“He’s looking for someone to blame,” Logsdon said. “I guess if I had lost $400,000 in one year, I’d be looking for someone else to blame, too.”
Using PAC funds
IHCA still has enough cash to operate, Smith noted. Even after the losses in 2008, IHCA had access to $22,000 in cash and another $150,000 in short-term investments. It had to liquidate nearly $150,000 in long-term investments.
But during the 2009 legislative session, Smith resorted to using $35,000 from IHCA’s political action committee to pay for lobbyists, Medicaid reimbursement analysts and other expenses. The political action committee had not used funds for such purposes in the past, according to state filings and interviews with former IHCA staff members.
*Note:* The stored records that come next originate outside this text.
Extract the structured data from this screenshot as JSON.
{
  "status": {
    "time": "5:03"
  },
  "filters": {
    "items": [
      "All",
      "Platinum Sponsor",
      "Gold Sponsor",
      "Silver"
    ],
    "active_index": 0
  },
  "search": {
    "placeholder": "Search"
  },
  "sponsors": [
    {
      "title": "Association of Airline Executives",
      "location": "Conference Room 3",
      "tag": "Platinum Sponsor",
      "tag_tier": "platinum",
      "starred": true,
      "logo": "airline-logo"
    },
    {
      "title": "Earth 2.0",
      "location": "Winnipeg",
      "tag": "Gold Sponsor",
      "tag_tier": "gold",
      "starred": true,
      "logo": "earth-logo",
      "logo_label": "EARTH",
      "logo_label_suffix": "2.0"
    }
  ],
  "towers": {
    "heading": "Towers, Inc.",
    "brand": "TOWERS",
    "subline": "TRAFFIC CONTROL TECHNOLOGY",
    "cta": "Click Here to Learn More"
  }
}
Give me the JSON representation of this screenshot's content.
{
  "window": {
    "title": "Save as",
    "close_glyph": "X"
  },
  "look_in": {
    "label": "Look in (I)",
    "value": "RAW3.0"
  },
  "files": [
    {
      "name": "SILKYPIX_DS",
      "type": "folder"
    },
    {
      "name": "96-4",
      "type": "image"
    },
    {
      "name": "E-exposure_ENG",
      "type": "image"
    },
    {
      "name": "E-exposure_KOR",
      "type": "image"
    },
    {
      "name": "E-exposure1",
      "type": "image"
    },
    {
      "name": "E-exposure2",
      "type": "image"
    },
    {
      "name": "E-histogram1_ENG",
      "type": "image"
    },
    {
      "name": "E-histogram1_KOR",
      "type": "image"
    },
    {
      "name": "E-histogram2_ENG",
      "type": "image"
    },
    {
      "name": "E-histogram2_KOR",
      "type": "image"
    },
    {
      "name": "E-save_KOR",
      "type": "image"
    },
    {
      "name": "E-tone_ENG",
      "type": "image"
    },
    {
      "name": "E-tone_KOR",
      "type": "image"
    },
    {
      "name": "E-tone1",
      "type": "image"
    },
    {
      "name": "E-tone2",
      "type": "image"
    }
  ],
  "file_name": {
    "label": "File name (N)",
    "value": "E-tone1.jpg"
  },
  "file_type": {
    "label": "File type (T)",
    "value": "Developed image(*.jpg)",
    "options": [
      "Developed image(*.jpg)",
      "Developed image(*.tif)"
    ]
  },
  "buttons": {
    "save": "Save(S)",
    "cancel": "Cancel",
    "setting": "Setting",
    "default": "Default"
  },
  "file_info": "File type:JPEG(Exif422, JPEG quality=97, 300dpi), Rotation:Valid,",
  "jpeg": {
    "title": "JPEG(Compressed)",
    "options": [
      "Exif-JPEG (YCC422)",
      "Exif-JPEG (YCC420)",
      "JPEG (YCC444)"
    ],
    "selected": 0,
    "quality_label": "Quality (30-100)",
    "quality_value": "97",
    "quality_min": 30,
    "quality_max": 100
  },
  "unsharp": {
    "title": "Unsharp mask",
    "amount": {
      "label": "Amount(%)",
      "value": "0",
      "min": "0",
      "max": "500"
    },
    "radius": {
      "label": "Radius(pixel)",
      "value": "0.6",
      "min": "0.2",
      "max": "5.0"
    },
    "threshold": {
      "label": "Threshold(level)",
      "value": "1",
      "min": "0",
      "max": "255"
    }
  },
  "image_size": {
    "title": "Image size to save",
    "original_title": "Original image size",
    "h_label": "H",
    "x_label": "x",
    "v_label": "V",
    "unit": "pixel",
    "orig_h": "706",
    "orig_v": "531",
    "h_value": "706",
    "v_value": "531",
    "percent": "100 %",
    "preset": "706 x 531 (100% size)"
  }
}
Smith defended that move, saying IHCA raised more money than usual for the committee in 2009 and that using the money to pay lobbyists is allowed by the committee’s rules. The lobbyists’ work influencing legislators, Smith said, helped save nursing homes “tens of millions of dollars.”
At the same time, IHCA was also involved in lobbying the Indiana Family and Social Services Agency about changes to Medicaid reimbursement for nursing homes. But some IHCA members were unhappy with IHCA’s effectiveness.
Their ire was sparked in April 2009 by a letter sent to Smith by the director of aging at FSSA, Megan Ornellas. Responding to Smith’s concerns about the proposed changes to Medicaid reimbursement payments, Ornellas said she had received no feedback from IHCA on the proposal for three months.
“Unfortunately, we did not receive any specific suggestions from you or your members at any of our subsequent meetings, other than the belief that a price-based system was the best direction for future reimbursement,” Ornellas wrote. “Despite our repeated requests, we have not seen any modeling, fiscal impact, etc., regarding IHCA’s price-based proposal.”
Smith declined to comment on Ornellas’ letter.
The changes in Medicaid reimbursement ultimately came out to IHCA’s liking, at least according to its public statements. But the fallout from the episode led four IHCA members—Kindred, Golden Living, Extendicare and ManorCare—to hire a separate lobbying firm on their own to monitor legislation and regulations during 2010.
Ironically, those companies hired Beebe Scherer & Associates LLC, the firm Smith had dismissed as IHCA’s lobbyists in favor of Ice Miller LLP.
In response, Smith wrote in an e-mail, “What members do is their decision. At least two of IHCA’s largest members retain lobbyists in addition to those retained by IHCA.”
Smith told the board late last year he wanted to serve only one more year. He says he’s ready to move on to another challenge.
“When I got hired, that’s exactly what [the board members] told me: ‘We need a change in a hurry because we’ve got some concerns about the future of our organization,’” Smith said. “I’ve done that; now it’s time for somebody else to take it to the next phase.”•